==== Information provided

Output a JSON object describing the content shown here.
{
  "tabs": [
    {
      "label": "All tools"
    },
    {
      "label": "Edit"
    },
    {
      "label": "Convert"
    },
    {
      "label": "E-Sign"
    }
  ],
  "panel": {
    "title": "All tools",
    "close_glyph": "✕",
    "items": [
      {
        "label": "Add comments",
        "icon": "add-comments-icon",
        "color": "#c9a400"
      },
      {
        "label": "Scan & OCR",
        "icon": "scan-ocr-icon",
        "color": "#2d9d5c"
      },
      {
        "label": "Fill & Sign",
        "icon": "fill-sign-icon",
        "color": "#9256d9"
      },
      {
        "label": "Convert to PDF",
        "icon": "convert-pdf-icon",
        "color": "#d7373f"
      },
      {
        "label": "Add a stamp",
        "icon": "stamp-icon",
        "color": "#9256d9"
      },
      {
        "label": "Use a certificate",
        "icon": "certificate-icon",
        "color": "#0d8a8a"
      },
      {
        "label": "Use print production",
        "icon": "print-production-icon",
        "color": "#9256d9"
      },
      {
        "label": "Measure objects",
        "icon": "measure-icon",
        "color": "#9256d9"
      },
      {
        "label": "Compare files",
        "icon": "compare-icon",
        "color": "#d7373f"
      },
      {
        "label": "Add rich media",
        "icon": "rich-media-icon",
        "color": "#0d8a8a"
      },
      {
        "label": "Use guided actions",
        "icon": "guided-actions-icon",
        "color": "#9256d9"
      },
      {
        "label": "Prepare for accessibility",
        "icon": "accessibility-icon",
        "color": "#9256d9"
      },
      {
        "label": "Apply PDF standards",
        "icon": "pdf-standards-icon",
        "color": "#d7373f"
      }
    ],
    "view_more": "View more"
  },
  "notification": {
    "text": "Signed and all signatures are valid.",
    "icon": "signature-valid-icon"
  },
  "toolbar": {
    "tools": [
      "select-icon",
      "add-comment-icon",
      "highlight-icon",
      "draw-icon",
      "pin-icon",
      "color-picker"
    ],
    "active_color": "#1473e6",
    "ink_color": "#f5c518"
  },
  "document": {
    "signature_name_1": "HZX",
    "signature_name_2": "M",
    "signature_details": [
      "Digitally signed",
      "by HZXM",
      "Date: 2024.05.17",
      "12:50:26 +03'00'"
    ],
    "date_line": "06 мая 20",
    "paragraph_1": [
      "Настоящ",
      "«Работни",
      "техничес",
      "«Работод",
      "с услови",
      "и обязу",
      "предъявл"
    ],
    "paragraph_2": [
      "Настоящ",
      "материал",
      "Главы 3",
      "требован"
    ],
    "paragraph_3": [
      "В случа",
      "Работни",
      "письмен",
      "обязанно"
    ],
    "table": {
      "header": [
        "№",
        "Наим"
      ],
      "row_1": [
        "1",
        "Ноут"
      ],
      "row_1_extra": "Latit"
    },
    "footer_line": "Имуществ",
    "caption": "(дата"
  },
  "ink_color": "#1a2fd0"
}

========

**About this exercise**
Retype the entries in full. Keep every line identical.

**Result of the task**
Output a JSON object describing the content shown here.
{
  "tabs": [
    {
      "label": "All tools"
    },
    {
      "label": "Edit"
    },
    {
      "label": "Convert"
    },
    {
      "label": "E-Sign"
    }
  ],
  "panel": {
    "title": "All tools",
    "close_glyph": "✕",
    "items": [
      {
        "label": "Add comments",
        "icon": "add-comments-icon",
        "color": "#c9a400"
      },
      {
        "label": "Scan & OCR",
        "icon": "scan-ocr-icon",
        "color": "#2d9d5c"
      },
      {
        "label": "Fill & Sign",
        "icon": "fill-sign-icon",
        "color": "#9256d9"
      },
      {
        "label": "Convert to PDF",
        "icon": "convert-pdf-icon",
        "color": "#d7373f"
      },
      {
        "label": "Add a stamp",
        "icon": "stamp-icon",
        "color": "#9256d9"
      },
      {
        "label": "Use a certificate",
        "icon": "certificate-icon",
        "color": "#0d8a8a"
      },
      {
        "label": "Use print production",
        "icon": "print-production-icon",
        "color": "#9256d9"
      },
      {
        "label": "Measure objects",
        "icon": "measure-icon",
        "color": "#9256d9"
      },
      {
        "label": "Compare files",
        "icon": "compare-icon",
        "color": "#d7373f"
      },
      {
        "label": "Add rich media",
        "icon": "rich-media-icon",
        "color": "#0d8a8a"
      },
      {
        "label": "Use guided actions",
        "icon": "guided-actions-icon",
        "color": "#9256d9"
      },
      {
        "label": "Prepare for accessibility",
        "icon": "accessibility-icon",
        "color": "#9256d9"
      },
      {
        "label": "Apply PDF standards",
        "icon": "pdf-standards-icon",
        "color": "#d7373f"
      }
    ],
    "view_more": "View more"
  },
  "notification": {
    "text": "Signed and all signatures are valid.",
    "icon": "signature-valid-icon"
  },
  "toolbar": {
    "tools": [
      "select-icon",
      "add-comment-icon",
      "highlight-icon",
      "draw-icon",
      "pin-icon",
      "color-picker"
    ],
    "active_color": "#1473e6",
    "ink_color": "#f5c518"
  },
  "document": {
    "signature_name_1": "HZX",
    "signature_name_2": "M",
    "signature_details": [
      "Digitally signed",
      "by HZXM",
      "Date: 2024.05.17",
      "12:50:26 +03'00'"
    ],
    "date_line": "06 мая 20",
    "paragraph_1": [
      "Настоящ",
      "«Работни",
      "техничес",
      "«Работод",
      "с услови",
      "и обязу",
      "предъявл"
    ],
    "paragraph_2": [
      "Настоящ",
      "материал",
      "Главы 3",
      "требован"
    ],
    "paragraph_3": [
      "В случа",
      "Работни",
      "письмен",
      "обязанно"
    ],
    "table": {
      "header": [
        "№",
        "Наим"
      ],
      "row_1": [
        "1",
        "Ноут"
      ],
      "row_1_extra": "Latit"
    },
    "footer_line": "Имуществ",
    "caption": "(дата"
  },
  "ink_color": "#1a2fd0"
}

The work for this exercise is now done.